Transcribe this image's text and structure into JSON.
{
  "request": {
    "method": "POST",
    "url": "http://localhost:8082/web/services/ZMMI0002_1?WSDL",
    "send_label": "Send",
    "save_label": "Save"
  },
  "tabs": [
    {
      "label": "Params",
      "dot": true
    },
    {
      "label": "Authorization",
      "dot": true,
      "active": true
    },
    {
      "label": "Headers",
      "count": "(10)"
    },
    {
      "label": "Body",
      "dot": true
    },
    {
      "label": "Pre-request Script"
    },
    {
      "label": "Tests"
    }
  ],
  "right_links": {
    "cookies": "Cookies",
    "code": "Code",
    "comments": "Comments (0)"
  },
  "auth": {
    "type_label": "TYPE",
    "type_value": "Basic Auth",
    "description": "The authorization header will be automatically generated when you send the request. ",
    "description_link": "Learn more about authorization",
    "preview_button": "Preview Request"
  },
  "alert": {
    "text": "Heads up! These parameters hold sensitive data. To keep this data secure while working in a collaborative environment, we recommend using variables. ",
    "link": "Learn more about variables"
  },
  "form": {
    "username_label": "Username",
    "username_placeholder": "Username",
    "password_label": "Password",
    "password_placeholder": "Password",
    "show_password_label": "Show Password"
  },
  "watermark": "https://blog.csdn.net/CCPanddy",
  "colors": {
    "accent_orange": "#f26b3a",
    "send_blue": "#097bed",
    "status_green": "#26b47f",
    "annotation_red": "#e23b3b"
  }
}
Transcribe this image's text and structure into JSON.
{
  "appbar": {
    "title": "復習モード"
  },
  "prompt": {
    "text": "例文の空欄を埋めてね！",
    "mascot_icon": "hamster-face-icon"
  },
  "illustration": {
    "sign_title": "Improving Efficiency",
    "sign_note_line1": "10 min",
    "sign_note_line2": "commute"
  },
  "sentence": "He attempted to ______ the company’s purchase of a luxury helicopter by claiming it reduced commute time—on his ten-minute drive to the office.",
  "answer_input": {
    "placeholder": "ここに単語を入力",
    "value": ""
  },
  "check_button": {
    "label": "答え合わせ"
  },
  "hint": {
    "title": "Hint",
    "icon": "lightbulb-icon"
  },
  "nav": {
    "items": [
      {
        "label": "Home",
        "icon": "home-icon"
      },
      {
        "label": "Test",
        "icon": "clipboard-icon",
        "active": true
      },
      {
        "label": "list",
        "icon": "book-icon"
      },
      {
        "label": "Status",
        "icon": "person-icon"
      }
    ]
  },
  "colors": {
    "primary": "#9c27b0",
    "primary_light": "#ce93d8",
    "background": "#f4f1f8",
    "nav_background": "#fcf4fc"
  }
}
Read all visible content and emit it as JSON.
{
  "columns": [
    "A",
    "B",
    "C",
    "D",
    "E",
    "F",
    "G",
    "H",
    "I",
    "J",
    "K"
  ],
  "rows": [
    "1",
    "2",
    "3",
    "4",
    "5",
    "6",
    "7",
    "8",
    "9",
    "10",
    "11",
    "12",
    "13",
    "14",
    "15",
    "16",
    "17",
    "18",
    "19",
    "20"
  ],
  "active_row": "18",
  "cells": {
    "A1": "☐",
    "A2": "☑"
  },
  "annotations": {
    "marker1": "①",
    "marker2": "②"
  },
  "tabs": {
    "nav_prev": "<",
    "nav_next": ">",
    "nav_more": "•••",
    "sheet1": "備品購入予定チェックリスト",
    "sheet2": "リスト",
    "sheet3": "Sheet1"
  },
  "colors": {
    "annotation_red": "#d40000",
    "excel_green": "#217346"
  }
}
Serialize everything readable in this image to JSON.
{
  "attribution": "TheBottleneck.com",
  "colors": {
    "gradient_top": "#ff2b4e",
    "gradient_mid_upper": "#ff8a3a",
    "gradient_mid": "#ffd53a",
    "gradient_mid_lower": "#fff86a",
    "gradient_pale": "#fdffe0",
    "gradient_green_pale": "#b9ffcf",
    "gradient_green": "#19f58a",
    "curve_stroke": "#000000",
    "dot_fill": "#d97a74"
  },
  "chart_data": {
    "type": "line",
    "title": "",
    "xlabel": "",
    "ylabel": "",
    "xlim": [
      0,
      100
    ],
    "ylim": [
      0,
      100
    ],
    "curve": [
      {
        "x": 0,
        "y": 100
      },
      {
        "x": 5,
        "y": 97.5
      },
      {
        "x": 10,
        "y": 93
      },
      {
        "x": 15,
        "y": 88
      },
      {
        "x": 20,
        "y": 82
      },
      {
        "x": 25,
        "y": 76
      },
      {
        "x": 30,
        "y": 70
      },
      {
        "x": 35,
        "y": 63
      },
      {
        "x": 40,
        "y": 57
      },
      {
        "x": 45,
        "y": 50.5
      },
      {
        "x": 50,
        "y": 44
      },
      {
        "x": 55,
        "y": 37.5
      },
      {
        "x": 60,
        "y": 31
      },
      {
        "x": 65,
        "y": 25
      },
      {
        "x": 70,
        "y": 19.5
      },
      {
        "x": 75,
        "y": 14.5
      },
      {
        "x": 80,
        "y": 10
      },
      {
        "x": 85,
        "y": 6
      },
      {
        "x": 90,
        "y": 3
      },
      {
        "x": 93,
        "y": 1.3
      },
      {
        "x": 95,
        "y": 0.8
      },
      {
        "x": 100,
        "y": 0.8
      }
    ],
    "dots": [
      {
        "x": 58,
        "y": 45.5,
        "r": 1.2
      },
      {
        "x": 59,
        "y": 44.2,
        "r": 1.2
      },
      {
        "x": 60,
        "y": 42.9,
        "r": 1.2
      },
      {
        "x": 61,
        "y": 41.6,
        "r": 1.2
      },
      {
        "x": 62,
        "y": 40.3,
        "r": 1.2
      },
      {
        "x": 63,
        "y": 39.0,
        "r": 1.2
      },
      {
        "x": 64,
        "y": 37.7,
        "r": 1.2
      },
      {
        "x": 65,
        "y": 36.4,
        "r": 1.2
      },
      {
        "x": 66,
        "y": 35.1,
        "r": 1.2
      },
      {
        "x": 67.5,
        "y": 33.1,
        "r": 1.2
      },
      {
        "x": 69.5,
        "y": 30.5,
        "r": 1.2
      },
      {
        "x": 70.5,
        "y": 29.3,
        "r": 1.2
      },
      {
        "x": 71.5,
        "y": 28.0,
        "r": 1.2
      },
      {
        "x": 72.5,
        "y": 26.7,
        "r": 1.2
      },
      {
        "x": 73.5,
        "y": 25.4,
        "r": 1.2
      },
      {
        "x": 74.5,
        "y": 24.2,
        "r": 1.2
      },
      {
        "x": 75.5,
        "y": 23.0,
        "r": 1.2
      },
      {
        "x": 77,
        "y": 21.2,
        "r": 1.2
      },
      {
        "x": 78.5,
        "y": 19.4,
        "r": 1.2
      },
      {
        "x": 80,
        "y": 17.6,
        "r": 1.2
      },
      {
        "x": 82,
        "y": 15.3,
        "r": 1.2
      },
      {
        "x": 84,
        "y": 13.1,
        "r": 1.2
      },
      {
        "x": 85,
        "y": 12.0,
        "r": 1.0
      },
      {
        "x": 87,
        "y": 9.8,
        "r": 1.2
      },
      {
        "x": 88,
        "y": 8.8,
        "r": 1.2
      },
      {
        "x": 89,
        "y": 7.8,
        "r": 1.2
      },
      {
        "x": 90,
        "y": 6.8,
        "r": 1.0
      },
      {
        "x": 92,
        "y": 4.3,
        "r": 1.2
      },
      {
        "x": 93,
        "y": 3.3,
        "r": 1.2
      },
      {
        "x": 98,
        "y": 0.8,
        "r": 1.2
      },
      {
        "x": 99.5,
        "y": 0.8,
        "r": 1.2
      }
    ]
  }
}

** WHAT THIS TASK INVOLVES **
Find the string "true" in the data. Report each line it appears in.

** WORKED SOLUTION **
      "dot": true
      "dot": true,
      "active": true
      "dot": true
        "active": true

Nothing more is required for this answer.